In Hungary, the charity Next Step are providing meals and Saint Margaret’s Anglican Church in Budapest have been able to find accommodation for refugees including a group of Nigerian medical students. Reverend David Brown has shared his experience of members from the chaplaincy in Poland helping at the railway station in the initial days of war, providing cash grants and the need for psychosocial care for refugees and volunteers. You can read more about how chaplaincies across Europe are supporting refugees in our latest edition of European Anglicans

Bergen Anglican Church in Norway have adapted services to make them more inclusive for Ukrainian refugees attending their Sunday services each week. The church building is situated 100 yards away from a hotel that is serving as a refugee centre for over 500 people who have fled Ukraine. You can hear more in this recent interview with Revd Kirk Weisz, Assistant Chaplain in Bergen. 

We have pledged to support Caritas with their longer term operation within Ukraine through the appeal. Caritas have nearly 1000 people on the ground in Ukraine, with more volunteers offering their time and skills as the war in Ukraine advances. Some Caritas staff have paid the ultimate price. It has emerged that two Caritas staff and five family members were killed in the Siege of Mariupol. Russian forces targeted a Caritas centre during a rocket attack.  

Through Caritas Ukraine, psychological support has been given to people traumatised by constant shelling and being forced to flee their homes. Humanitarian aid is being delivered to war zones in Eastern Ukraine, Kyiv and Central Ukraine. Food and hygiene packages have been delivered to internally displaced Ukrainian families. People hoping to reach the border in search of safe places have been offered transport.

“May we be reminded this Maundy Thursday that we too are called to roll up our sleeves and wash feet, to care for all we meet,” said Archbishop of Canterbury, Justin Welby on Twitter today. “Where people are scared, fleeing and exhausted, may we lovingly try to wash away the dust and grime that cling to us in this broken human world.” 

Calling for an Easter truce between Ukraine and Russia, Pope Francis tweeted on Palm Sunday, “Let the weapons be put down! Let the Easter truce begin. But not to provide more weapons and pick up the combat again – no! – a truce that will lead to peace, through real negotiation that is even disposed to some sacrifice for the good of the people”. 
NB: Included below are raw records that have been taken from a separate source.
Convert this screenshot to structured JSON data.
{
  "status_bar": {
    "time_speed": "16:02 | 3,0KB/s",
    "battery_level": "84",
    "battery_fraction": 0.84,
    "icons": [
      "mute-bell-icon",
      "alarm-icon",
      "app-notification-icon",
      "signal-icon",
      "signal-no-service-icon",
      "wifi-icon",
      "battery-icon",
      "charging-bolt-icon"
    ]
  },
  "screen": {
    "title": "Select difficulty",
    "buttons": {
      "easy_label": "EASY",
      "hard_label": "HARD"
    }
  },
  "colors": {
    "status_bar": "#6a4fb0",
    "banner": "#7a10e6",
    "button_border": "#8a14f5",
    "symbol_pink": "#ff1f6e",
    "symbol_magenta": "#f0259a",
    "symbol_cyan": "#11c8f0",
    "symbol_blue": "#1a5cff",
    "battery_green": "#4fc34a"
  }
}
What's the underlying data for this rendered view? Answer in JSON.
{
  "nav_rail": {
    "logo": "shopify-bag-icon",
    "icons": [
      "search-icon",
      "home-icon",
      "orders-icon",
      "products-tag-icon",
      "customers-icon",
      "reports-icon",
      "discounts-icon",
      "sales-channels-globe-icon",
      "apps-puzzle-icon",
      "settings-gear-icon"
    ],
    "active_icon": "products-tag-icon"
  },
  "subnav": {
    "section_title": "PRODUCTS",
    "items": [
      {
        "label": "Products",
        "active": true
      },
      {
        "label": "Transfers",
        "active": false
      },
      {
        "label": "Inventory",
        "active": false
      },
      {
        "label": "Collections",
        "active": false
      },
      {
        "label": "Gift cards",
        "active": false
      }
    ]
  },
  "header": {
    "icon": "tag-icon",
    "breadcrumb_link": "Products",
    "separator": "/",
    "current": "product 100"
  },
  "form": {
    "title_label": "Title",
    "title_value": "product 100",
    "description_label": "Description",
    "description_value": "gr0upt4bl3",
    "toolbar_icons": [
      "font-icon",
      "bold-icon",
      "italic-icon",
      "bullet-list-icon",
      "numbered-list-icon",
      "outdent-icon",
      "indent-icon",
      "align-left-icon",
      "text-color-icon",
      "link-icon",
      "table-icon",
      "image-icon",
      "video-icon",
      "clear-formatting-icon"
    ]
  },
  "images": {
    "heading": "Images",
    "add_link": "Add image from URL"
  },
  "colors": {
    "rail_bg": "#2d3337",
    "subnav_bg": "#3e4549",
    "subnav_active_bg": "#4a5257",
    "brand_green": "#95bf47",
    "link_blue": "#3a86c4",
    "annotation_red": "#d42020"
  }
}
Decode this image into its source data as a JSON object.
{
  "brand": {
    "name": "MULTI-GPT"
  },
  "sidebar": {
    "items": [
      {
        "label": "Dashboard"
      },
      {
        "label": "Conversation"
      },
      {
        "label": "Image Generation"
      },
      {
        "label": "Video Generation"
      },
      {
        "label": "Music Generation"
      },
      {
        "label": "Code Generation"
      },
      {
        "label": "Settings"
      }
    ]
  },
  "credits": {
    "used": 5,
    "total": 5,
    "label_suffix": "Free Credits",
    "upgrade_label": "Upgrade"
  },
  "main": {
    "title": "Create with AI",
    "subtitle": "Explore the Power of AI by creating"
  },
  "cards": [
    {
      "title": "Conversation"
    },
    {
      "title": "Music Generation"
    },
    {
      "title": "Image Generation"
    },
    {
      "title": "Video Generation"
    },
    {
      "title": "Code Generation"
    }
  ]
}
Would you like to pray and practically support people in Ukraine? You can donate to the Bishop’s Lent and Easter Appeal, find prayers and read resources for the Ukraine crisis here.